**** Provided material
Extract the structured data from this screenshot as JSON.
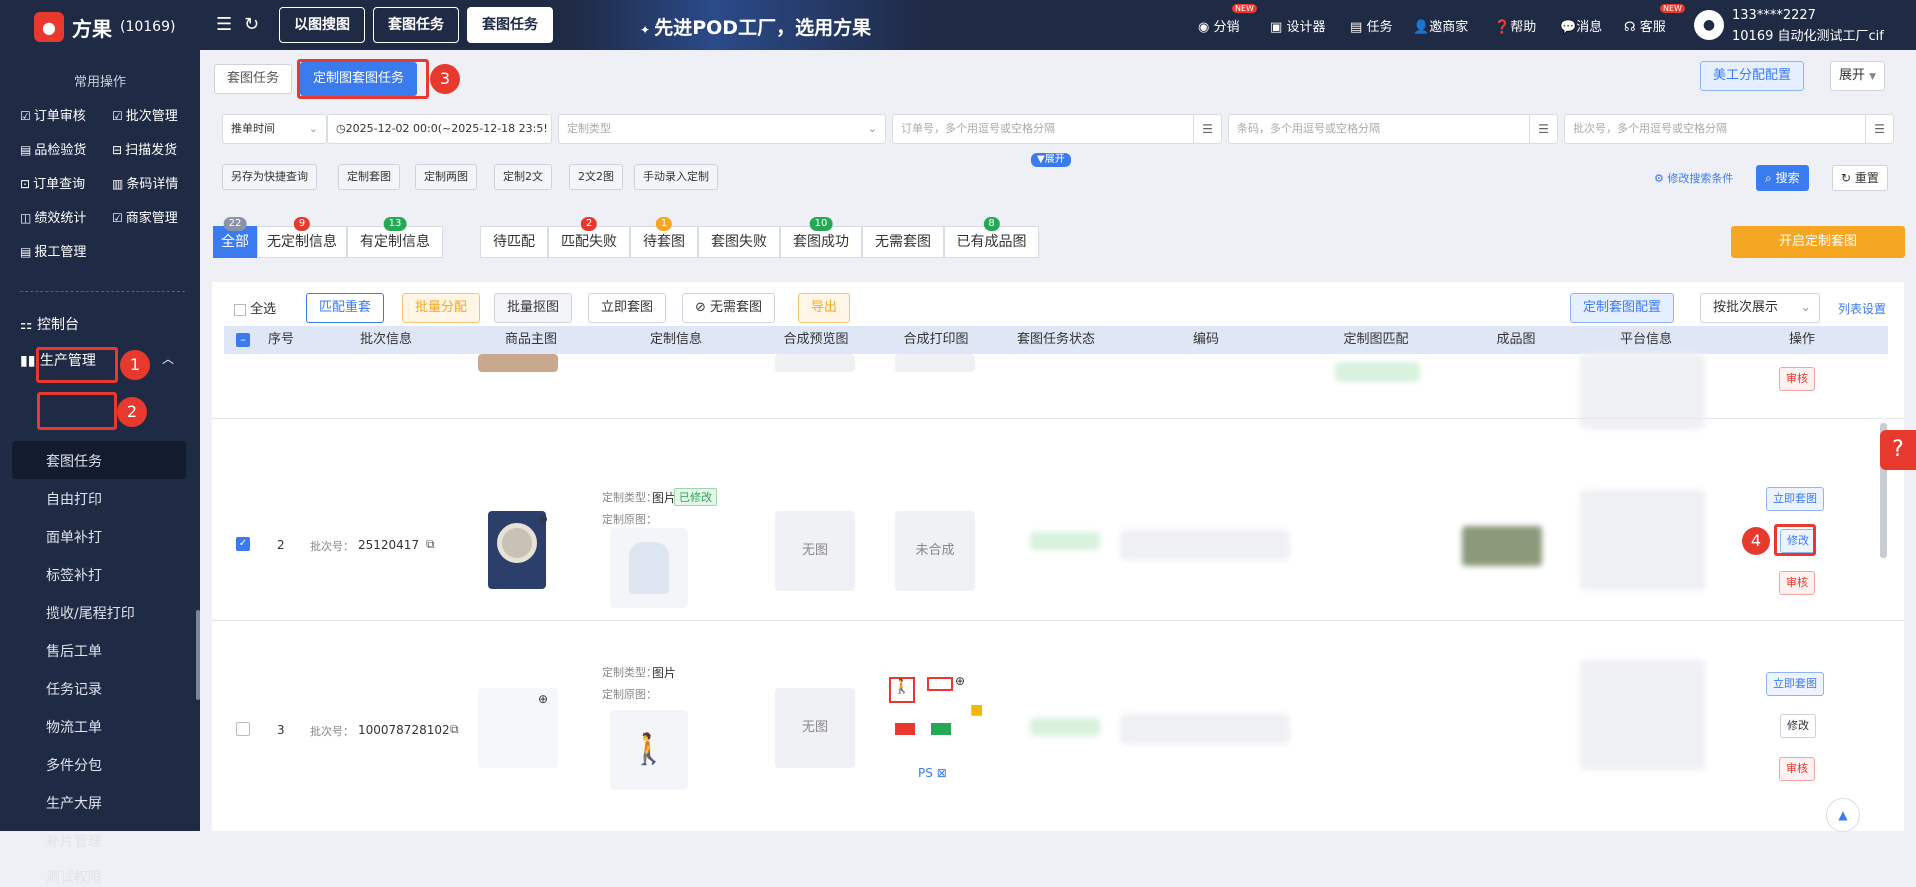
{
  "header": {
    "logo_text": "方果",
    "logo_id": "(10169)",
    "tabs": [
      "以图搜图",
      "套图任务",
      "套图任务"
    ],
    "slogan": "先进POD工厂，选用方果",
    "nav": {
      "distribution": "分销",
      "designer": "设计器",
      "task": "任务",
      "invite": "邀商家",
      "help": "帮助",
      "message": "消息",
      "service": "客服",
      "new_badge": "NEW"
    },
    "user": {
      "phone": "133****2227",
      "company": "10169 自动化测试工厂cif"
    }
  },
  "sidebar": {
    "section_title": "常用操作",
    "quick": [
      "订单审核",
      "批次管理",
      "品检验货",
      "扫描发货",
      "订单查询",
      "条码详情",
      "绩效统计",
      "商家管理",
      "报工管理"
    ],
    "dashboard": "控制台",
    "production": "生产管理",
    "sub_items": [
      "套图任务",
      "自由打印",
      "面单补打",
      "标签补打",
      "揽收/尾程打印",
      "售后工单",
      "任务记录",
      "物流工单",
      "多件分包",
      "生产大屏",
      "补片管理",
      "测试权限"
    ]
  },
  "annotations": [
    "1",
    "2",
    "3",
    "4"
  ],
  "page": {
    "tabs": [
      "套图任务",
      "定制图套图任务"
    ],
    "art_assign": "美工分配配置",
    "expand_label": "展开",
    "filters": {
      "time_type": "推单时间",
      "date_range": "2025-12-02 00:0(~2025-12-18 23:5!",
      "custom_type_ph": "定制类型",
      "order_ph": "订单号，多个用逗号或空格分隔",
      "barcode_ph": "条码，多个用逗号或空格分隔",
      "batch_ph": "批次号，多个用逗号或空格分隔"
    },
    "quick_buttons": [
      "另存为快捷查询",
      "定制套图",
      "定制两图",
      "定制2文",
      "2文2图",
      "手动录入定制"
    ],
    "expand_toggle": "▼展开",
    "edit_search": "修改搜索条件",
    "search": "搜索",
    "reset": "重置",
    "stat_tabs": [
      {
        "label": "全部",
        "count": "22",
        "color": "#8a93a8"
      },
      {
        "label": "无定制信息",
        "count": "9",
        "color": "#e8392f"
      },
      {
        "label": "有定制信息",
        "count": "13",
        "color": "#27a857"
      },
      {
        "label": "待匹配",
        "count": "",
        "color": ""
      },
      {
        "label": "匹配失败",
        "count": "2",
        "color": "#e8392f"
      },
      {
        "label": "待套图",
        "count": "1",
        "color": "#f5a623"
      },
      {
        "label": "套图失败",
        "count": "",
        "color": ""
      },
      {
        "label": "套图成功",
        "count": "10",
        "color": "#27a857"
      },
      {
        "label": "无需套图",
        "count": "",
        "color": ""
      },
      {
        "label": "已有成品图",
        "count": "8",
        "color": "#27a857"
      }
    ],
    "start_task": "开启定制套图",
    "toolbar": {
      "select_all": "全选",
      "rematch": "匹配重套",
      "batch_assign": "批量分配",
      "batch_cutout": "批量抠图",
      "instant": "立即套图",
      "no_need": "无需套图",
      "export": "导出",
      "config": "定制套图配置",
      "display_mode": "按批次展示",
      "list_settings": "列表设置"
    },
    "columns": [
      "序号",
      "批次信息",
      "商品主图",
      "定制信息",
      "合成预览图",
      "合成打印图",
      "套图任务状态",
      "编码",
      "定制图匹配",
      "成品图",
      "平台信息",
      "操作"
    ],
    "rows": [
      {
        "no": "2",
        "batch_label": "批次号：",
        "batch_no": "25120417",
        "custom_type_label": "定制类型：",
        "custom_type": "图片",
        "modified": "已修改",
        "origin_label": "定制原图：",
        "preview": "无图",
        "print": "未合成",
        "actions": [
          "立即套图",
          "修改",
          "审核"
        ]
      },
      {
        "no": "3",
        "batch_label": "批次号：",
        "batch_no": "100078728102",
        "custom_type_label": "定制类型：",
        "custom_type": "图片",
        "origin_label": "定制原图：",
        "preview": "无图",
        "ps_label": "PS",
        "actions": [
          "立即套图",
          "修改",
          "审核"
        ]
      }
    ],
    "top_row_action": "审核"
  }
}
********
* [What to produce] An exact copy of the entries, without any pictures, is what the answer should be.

* [Written reply]
Extract the structured data from this screenshot as JSON.
{
  "header": {
    "logo_text": "方果",
    "logo_id": "(10169)",
    "tabs": [
      "以图搜图",
      "套图任务",
      "套图任务"
    ],
    "slogan": "先进POD工厂，选用方果",
    "nav": {
      "distribution": "分销",
      "designer": "设计器",
      "task": "任务",
      "invite": "邀商家",
      "help": "帮助",
      "message": "消息",
      "service": "客服",
      "new_badge": "NEW"
    },
    "user": {
      "phone": "133****2227",
      "company": "10169 自动化测试工厂cif"
    }
  },
  "sidebar": {
    "section_title": "常用操作",
    "quick": [
      "订单审核",
      "批次管理",
      "品检验货",
      "扫描发货",
      "订单查询",
      "条码详情",
      "绩效统计",
      "商家管理",
      "报工管理"
    ],
    "dashboard": "控制台",
    "production": "生产管理",
    "sub_items": [
      "套图任务",
      "自由打印",
      "面单补打",
      "标签补打",
      "揽收/尾程打印",
      "售后工单",
      "任务记录",
      "物流工单",
      "多件分包",
      "生产大屏",
      "补片管理",
      "测试权限"
    ]
  },
  "annotations": [
    "1",
    "2",
    "3",
    "4"
  ],
  "page": {
    "tabs": [
      "套图任务",
      "定制图套图任务"
    ],
    "art_assign": "美工分配配置",
    "expand_label": "展开",
    "filters": {
      "time_type": "推单时间",
      "date_range": "2025-12-02 00:0(~2025-12-18 23:5!",
      "custom_type_ph": "定制类型",
      "order_ph": "订单号，多个用逗号或空格分隔",
      "barcode_ph": "条码，多个用逗号或空格分隔",
      "batch_ph": "批次号，多个用逗号或空格分隔"
    },
    "quick_buttons": [
      "另存为快捷查询",
      "定制套图",
      "定制两图",
      "定制2文",
      "2文2图",
      "手动录入定制"
    ],
    "expand_toggle": "▼展开",
    "edit_search": "修改搜索条件",
    "search": "搜索",
    "reset": "重置",
    "stat_tabs": [
      {
        "label": "全部",
        "count": "22",
        "color": "#8a93a8"
      },
      {
        "label": "无定制信息",
        "count": "9",
        "color": "#e8392f"
      },
      {
        "label": "有定制信息",
        "count": "13",
        "color": "#27a857"
      },
      {
        "label": "待匹配",
        "count": "",
        "color": ""
      },
      {
        "label": "匹配失败",
        "count": "2",
        "color": "#e8392f"
      },
      {
        "label": "待套图",
        "count": "1",
        "color": "#f5a623"
      },
      {
        "label": "套图失败",
        "count": "",
        "color": ""
      },
      {
        "label": "套图成功",
        "count": "10",
        "color": "#27a857"
      },
      {
        "label": "无需套图",
        "count": "",
        "color": ""
      },
      {
        "label": "已有成品图",
        "count": "8",
        "color": "#27a857"
      }
    ],
    "start_task": "开启定制套图",
    "toolbar": {
      "select_all": "全选",
      "rematch": "匹配重套",
      "batch_assign": "批量分配",
      "batch_cutout": "批量抠图",
      "instant": "立即套图",
      "no_need": "无需套图",
      "export": "导出",
      "config": "定制套图配置",
      "display_mode": "按批次展示",
      "list_settings": "列表设置"
    },
    "columns": [
      "序号",
      "批次信息",
      "商品主图",
      "定制信息",
      "合成预览图",
      "合成打印图",
      "套图任务状态",
      "编码",
      "定制图匹配",
      "成品图",
      "平台信息",
      "操作"
    ],
    "rows": [
      {
        "no": "2",
        "batch_label": "批次号：",
        "batch_no": "25120417",
        "custom_type_label": "定制类型：",
        "custom_type": "图片",
        "modified": "已修改",
        "origin_label": "定制原图：",
        "preview": "无图",
        "print": "未合成",
        "actions": [
          "立即套图",
          "修改",
          "审核"
        ]
      },
      {
        "no": "3",
        "batch_label": "批次号：",
        "batch_no": "100078728102",
        "custom_type_label": "定制类型：",
        "custom_type": "图片",
        "origin_label": "定制原图：",
        "preview": "无图",
        "ps_label": "PS",
        "actions": [
          "立即套图",
          "修改",
          "审核"
        ]
      }
    ],
    "top_row_action": "审核"
  }
}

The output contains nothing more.